(Website and app data records)
—————
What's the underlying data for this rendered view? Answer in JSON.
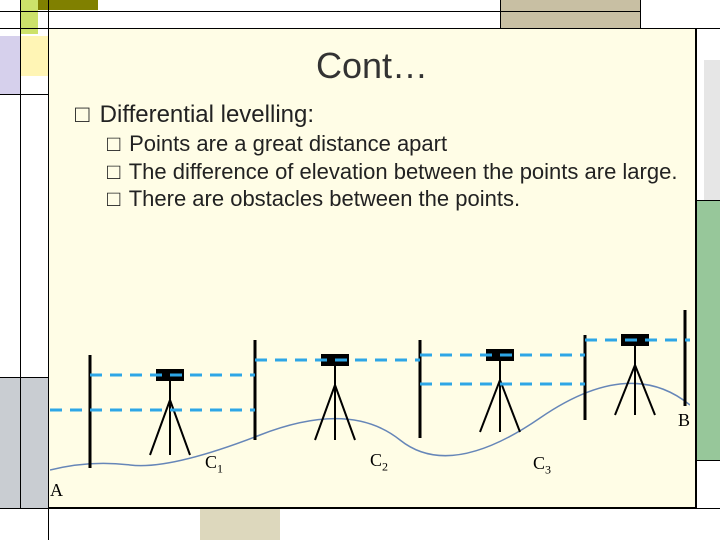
{
  "title": "Cont…",
  "main_bullet": {
    "marker": "□",
    "text": "Differential levelling:"
  },
  "sub_bullets": [
    {
      "marker": "□",
      "text": "Points are a great distance apart"
    },
    {
      "marker": "□",
      "text": "The difference of elevation between the points are large."
    },
    {
      "marker": "□",
      "text": "There are obstacles between the points."
    }
  ],
  "diagram": {
    "left_label": "A",
    "right_label": "B",
    "stations": [
      {
        "name": "C",
        "sub": "1"
      },
      {
        "name": "C",
        "sub": "2"
      },
      {
        "name": "C",
        "sub": "3"
      }
    ]
  }
}
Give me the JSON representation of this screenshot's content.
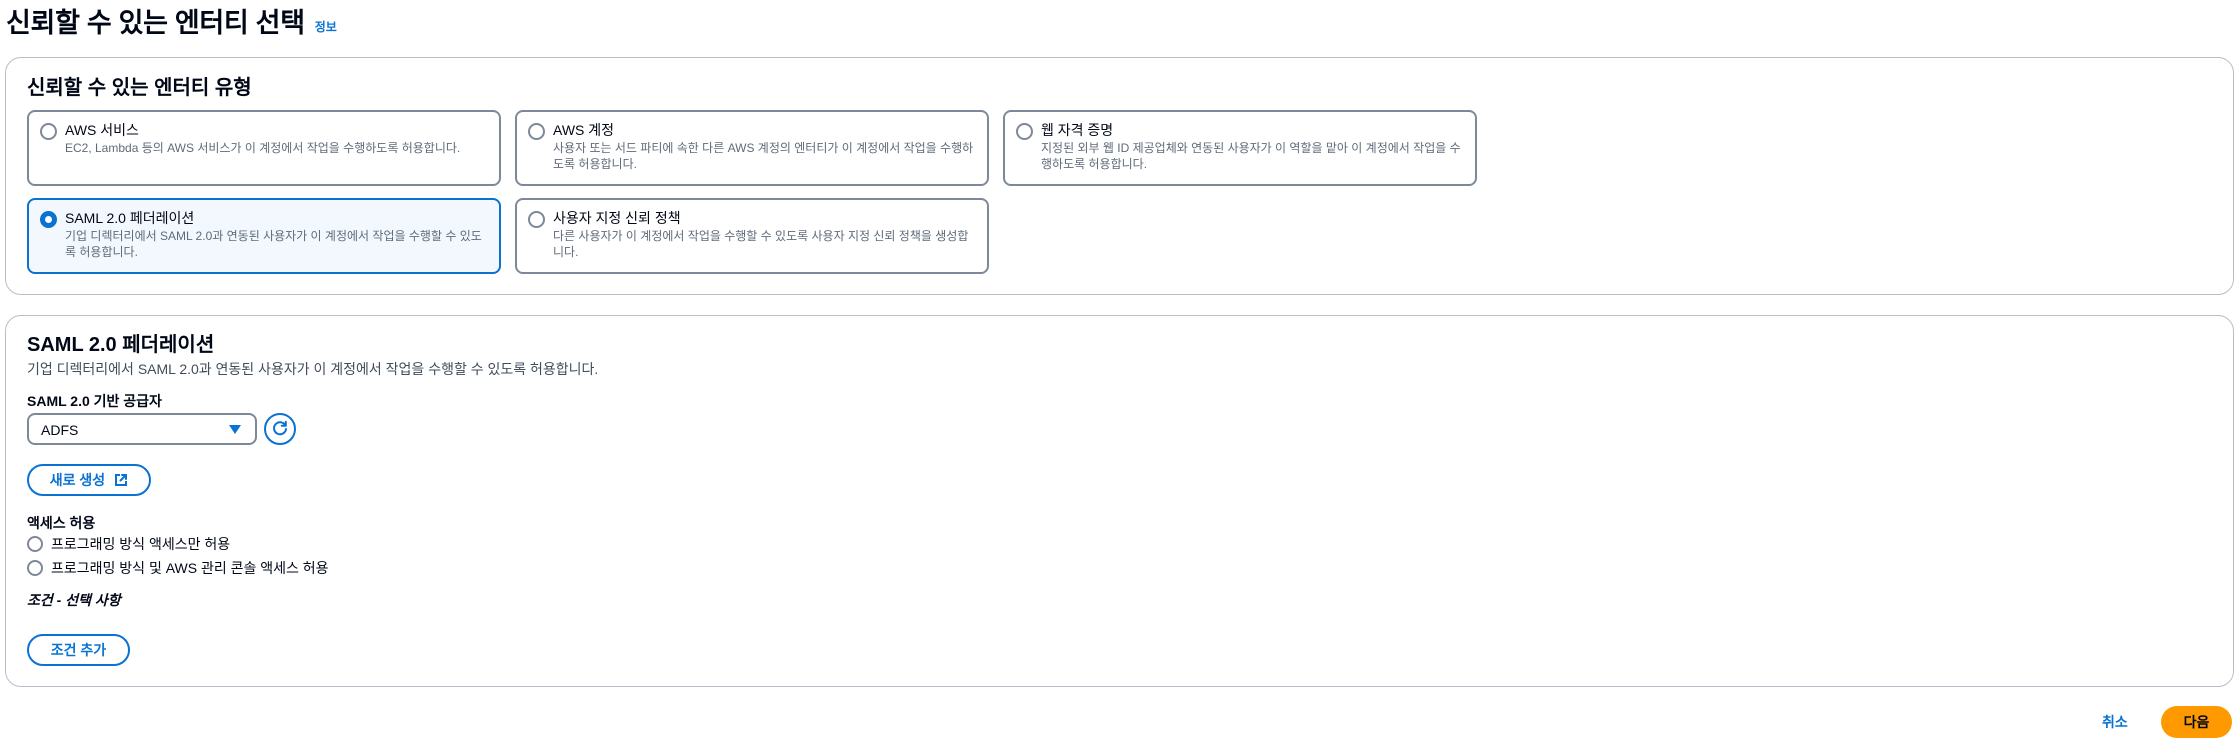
{
  "header": {
    "title": "신뢰할 수 있는 엔터티 선택",
    "info_link": "정보"
  },
  "entity_type": {
    "title": "신뢰할 수 있는 엔터티 유형",
    "options": [
      {
        "label": "AWS 서비스",
        "description": "EC2, Lambda 등의 AWS 서비스가 이 계정에서 작업을 수행하도록 허용합니다.",
        "selected": false
      },
      {
        "label": "AWS 계정",
        "description": "사용자 또는 서드 파티에 속한 다른 AWS 계정의 엔터티가 이 계정에서 작업을 수행하도록 허용합니다.",
        "selected": false
      },
      {
        "label": "웹 자격 증명",
        "description": "지정된 외부 웹 ID 제공업체와 연동된 사용자가 이 역할을 맡아 이 계정에서 작업을 수행하도록 허용합니다.",
        "selected": false
      },
      {
        "label": "SAML 2.0 페더레이션",
        "description": "기업 디렉터리에서 SAML 2.0과 연동된 사용자가 이 계정에서 작업을 수행할 수 있도록 허용합니다.",
        "selected": true
      },
      {
        "label": "사용자 지정 신뢰 정책",
        "description": "다른 사용자가 이 계정에서 작업을 수행할 수 있도록 사용자 지정 신뢰 정책을 생성합니다.",
        "selected": false
      }
    ]
  },
  "saml": {
    "title": "SAML 2.0 페더레이션",
    "description": "기업 디렉터리에서 SAML 2.0과 연동된 사용자가 이 계정에서 작업을 수행할 수 있도록 허용합니다.",
    "provider_label": "SAML 2.0 기반 공급자",
    "provider_value": "ADFS",
    "create_new_label": "새로 생성",
    "access_label": "액세스 허용",
    "access_options": [
      {
        "label": "프로그래밍 방식 액세스만 허용",
        "selected": false
      },
      {
        "label": "프로그래밍 방식 및 AWS 관리 콘솔 액세스 허용",
        "selected": false
      }
    ],
    "condition_title": "조건 - 선택 사항",
    "add_condition_label": "조건 추가"
  },
  "footer": {
    "cancel_label": "취소",
    "next_label": "다음"
  },
  "colors": {
    "accent": "#0972d3",
    "primary_button": "#ff9900",
    "selected_tile_bg": "#f2f8fd"
  },
  "icons": [
    "refresh-icon",
    "external-link-icon",
    "caret-down-icon"
  ]
}
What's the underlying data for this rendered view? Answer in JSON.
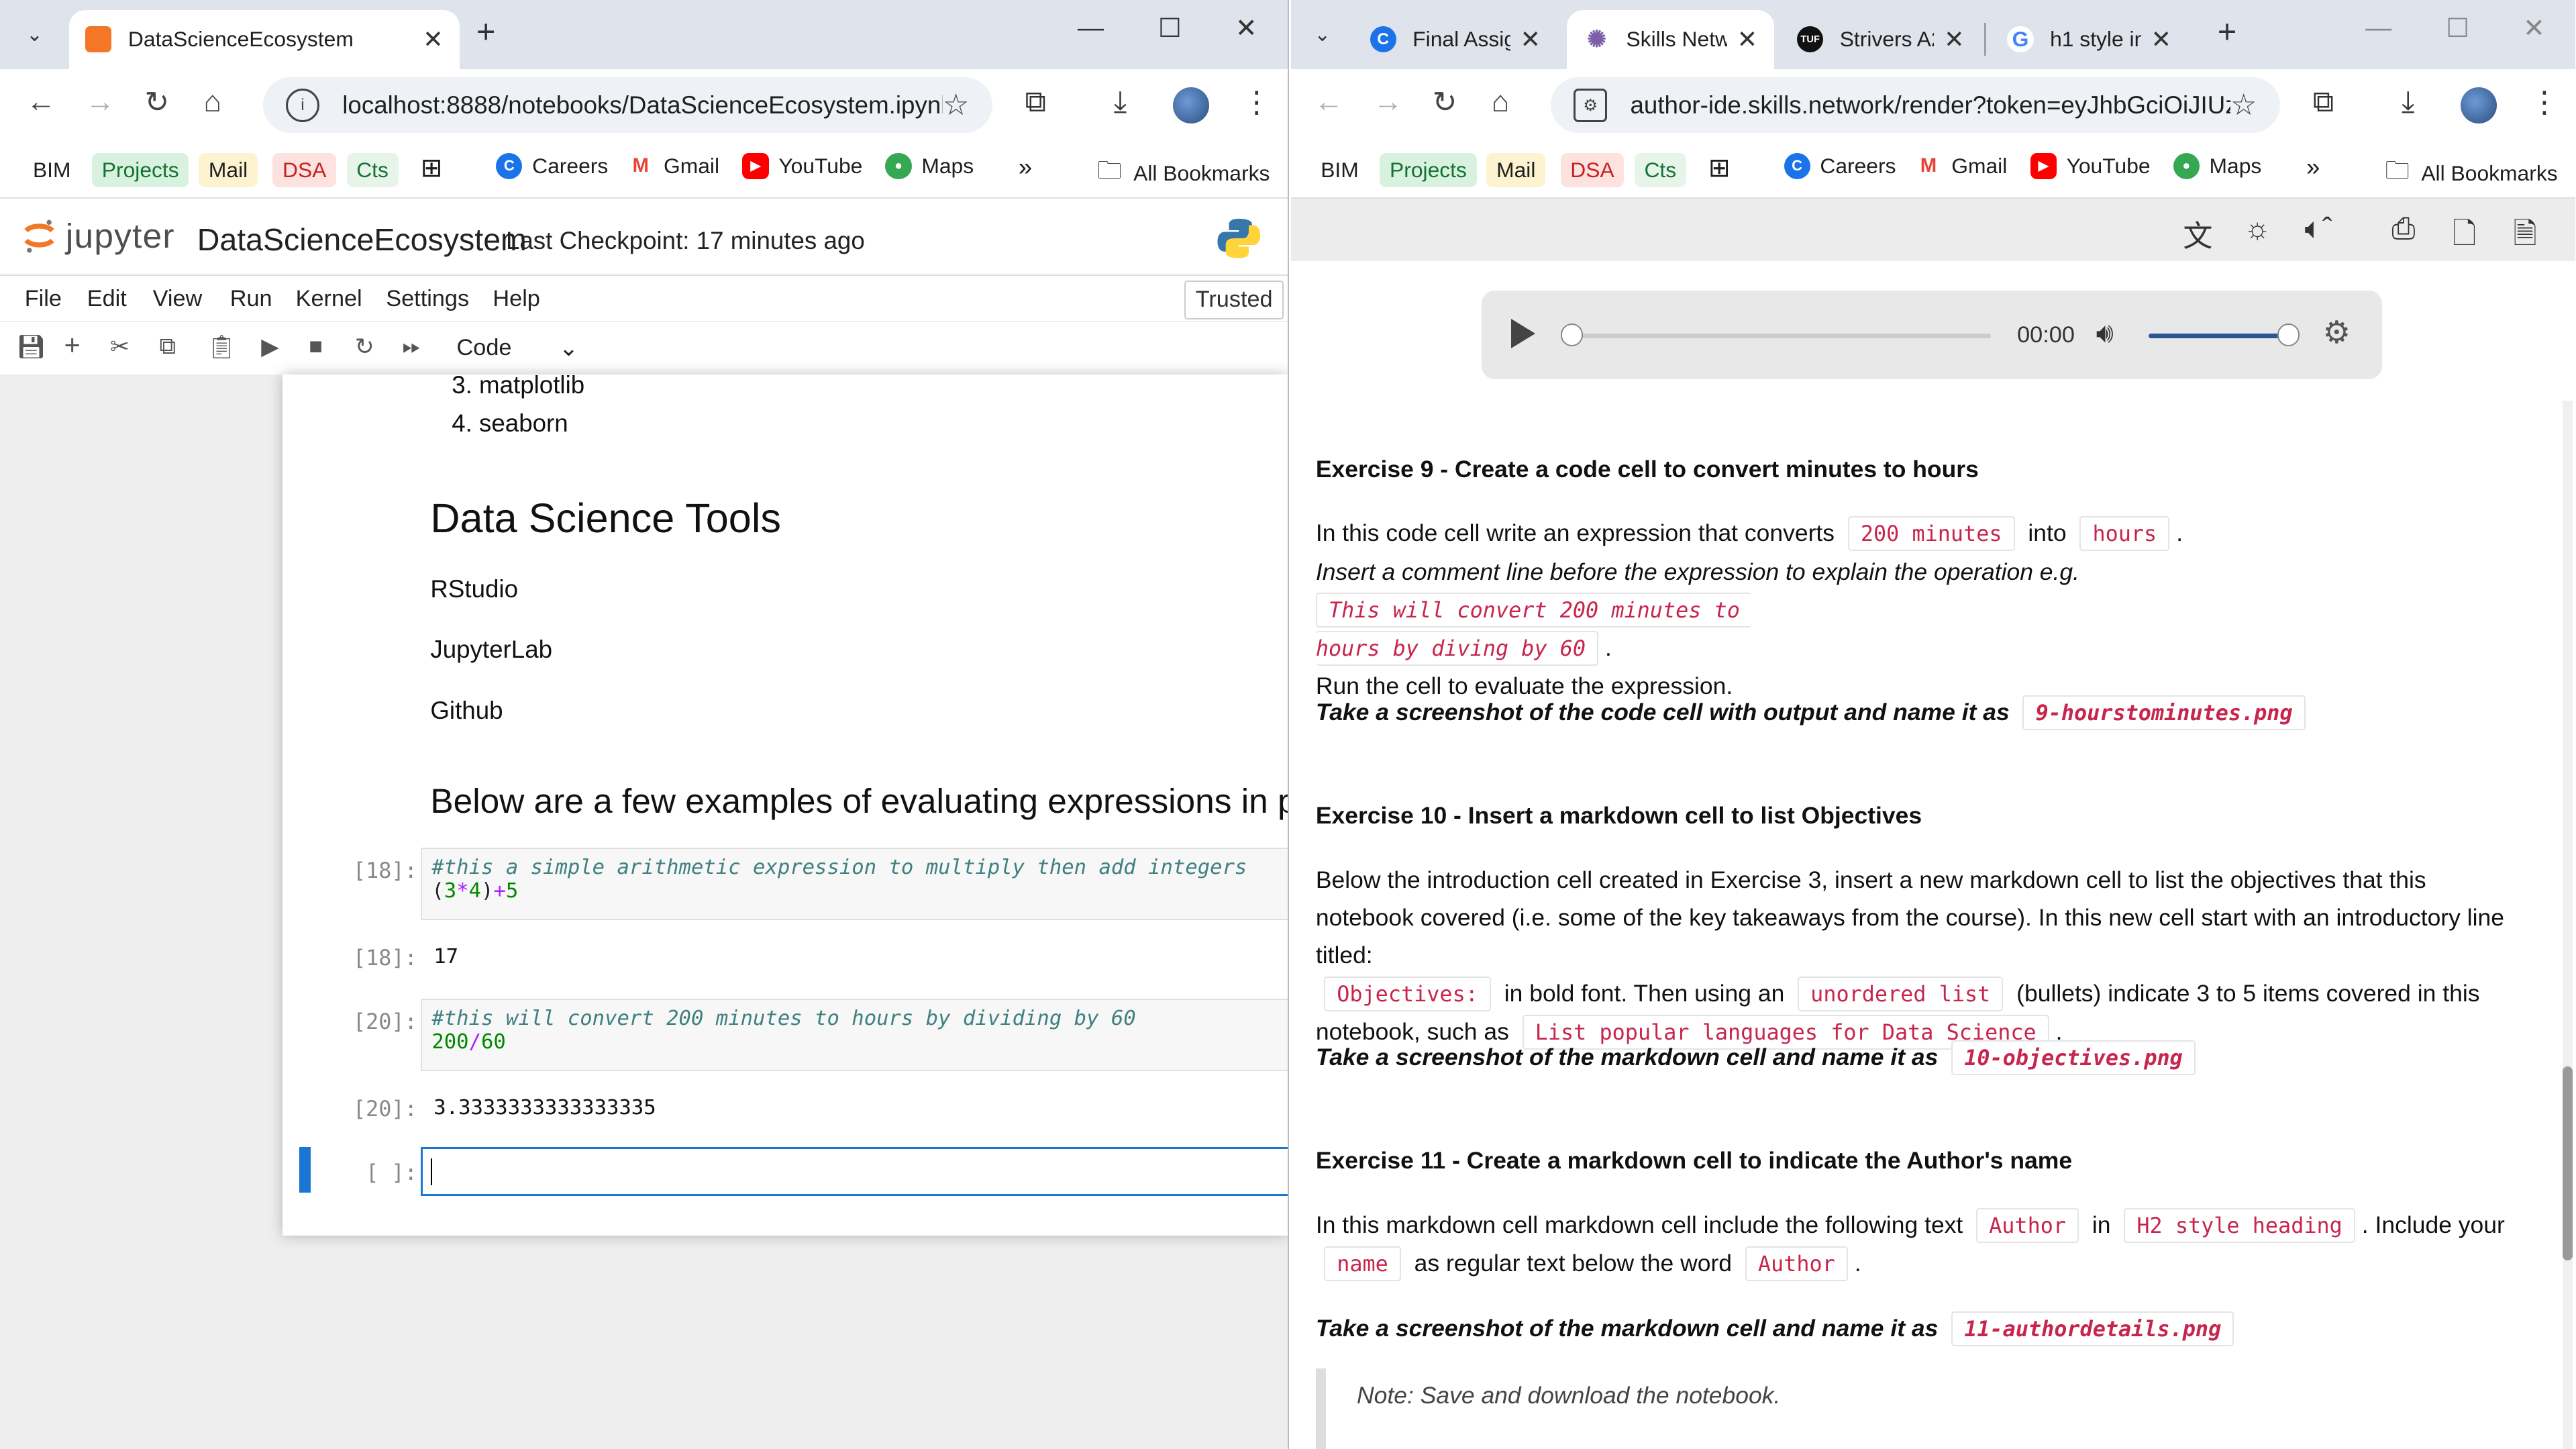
{
  "left": {
    "tab": {
      "title": "DataScienceEcosystem",
      "favicon_color": "#f37726"
    },
    "address": {
      "url": "localhost:8888/notebooks/DataScienceEcosystem.ipynb"
    },
    "bookmarks": [
      {
        "label": "BIM",
        "bg": ""
      },
      {
        "label": "Projects",
        "bg": "#d9f2e0",
        "color": "#137333"
      },
      {
        "label": "Mail",
        "bg": "#fdf3d0",
        "color": "#1f1f1f"
      },
      {
        "label": "DSA",
        "bg": "#fde2e0",
        "color": "#c5221f"
      },
      {
        "label": "Cts",
        "bg": "#e6f4ea",
        "color": "#137333"
      },
      {
        "label": "Careers",
        "icon": "C",
        "icon_color": "#1a73e8"
      },
      {
        "label": "Gmail",
        "icon": "M",
        "icon_color": "#ea4335"
      },
      {
        "label": "YouTube",
        "icon": "▶",
        "icon_color": "#ff0000"
      },
      {
        "label": "Maps",
        "icon": "●",
        "icon_color": "#34a853"
      }
    ],
    "all_bookmarks": "All Bookmarks",
    "jupyter": {
      "brand": "jupyter",
      "notebook_title": "DataScienceEcosystem",
      "checkpoint": "Last Checkpoint: 17 minutes ago",
      "menu": [
        "File",
        "Edit",
        "View",
        "Run",
        "Kernel",
        "Settings",
        "Help"
      ],
      "trusted": "Trusted",
      "cell_type": "Code",
      "list_items": [
        "matplotlib",
        "seaborn"
      ],
      "list_numbers": [
        "3.",
        "4."
      ],
      "tools_heading": "Data Science Tools",
      "tools": [
        "RStudio",
        "JupyterLab",
        "Github"
      ],
      "examples_heading": "Below are a few examples of evaluating expressions in p",
      "cells": [
        {
          "in_prompt": "[18]:",
          "comment": "#this a simple arithmetic expression to multiply then add integers",
          "code": {
            "a": "(",
            "b": "3",
            "c": "*",
            "d": "4",
            "e": ")",
            "f": "+",
            "g": "5"
          },
          "out_prompt": "[18]:",
          "output": "17"
        },
        {
          "in_prompt": "[20]:",
          "comment": "#this will convert 200 minutes to hours by dividing by 60",
          "code": {
            "a": "200",
            "b": "/",
            "c": "60"
          },
          "out_prompt": "[20]:",
          "output": "3.3333333333333335"
        }
      ],
      "empty_prompt": "[ ]:"
    }
  },
  "right": {
    "tabs": [
      {
        "title": "Final Assig",
        "favicon": "C",
        "favicon_color": "#1a73e8"
      },
      {
        "title": "Skills Netw",
        "favicon": "✺",
        "favicon_color": "#7b5ea7"
      },
      {
        "title": "Strivers A2",
        "favicon": "TUF",
        "favicon_color": "#111111"
      },
      {
        "title": "h1 style in",
        "favicon": "G",
        "favicon_color": "#4285f4"
      }
    ],
    "address": {
      "url": "author-ide.skills.network/render?token=eyJhbGciOiJIUz..."
    },
    "player": {
      "time": "00:00",
      "seek_progress": 0,
      "volume": 1.0
    },
    "exercises": [
      {
        "heading": "Exercise 9 - Create a code cell to convert minutes to hours",
        "p1_a": "In this code cell write an expression that converts",
        "chip1": "200 minutes",
        "p1_b": "into",
        "chip2": "hours",
        "p1_c": ".",
        "p2_a": "Insert a comment line before the expression to explain the operation e.g.",
        "chip3a": "This will convert 200 minutes to",
        "chip3b": "hours by diving by 60",
        "p2_b": ".",
        "p3": "Run the cell to evaluate the expression.",
        "shot": "Take a screenshot of the code cell with output and name it as",
        "shot_file": "9-hourstominutes.png"
      },
      {
        "heading": "Exercise 10 - Insert a markdown cell to list Objectives",
        "p1": "Below the introduction cell created in Exercise 3, insert a new markdown cell to list the objectives that this notebook covered (i.e. some of the key takeaways from the course). In this new cell start with an introductory line titled:",
        "chip1": "Objectives:",
        "p2_a": "in bold font. Then using an",
        "chip2": "unordered list",
        "p2_b": "(bullets) indicate 3 to 5 items covered in this notebook, such as",
        "chip3": "List popular languages for Data Science",
        "p2_c": ".",
        "shot": "Take a screenshot of the markdown cell and name it as",
        "shot_file": "10-objectives.png"
      },
      {
        "heading": "Exercise 11 - Create a markdown cell to indicate the Author's name",
        "p1_a": "In this markdown cell markdown cell include the following text",
        "chip1": "Author",
        "p1_b": "in",
        "chip2": "H2 style heading",
        "p1_c": ". Include your",
        "chip3": "name",
        "p1_d": "as regular text below the word",
        "chip4": "Author",
        "p1_e": ".",
        "shot": "Take a screenshot of the markdown cell and name it as",
        "shot_file": "11-authordetails.png"
      }
    ],
    "note": "Note: Save and download the notebook."
  }
}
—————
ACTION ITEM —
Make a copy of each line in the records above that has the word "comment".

RESPONSE TO THIS EXERCISE —
          "comment": "#this a simple arithmetic expression to multiply then add integers",
          "comment": "#this will convert 200 minutes to hours by dividing by 60",
        "p2_a": "Insert a comment line before the expression to explain the operation e.g.",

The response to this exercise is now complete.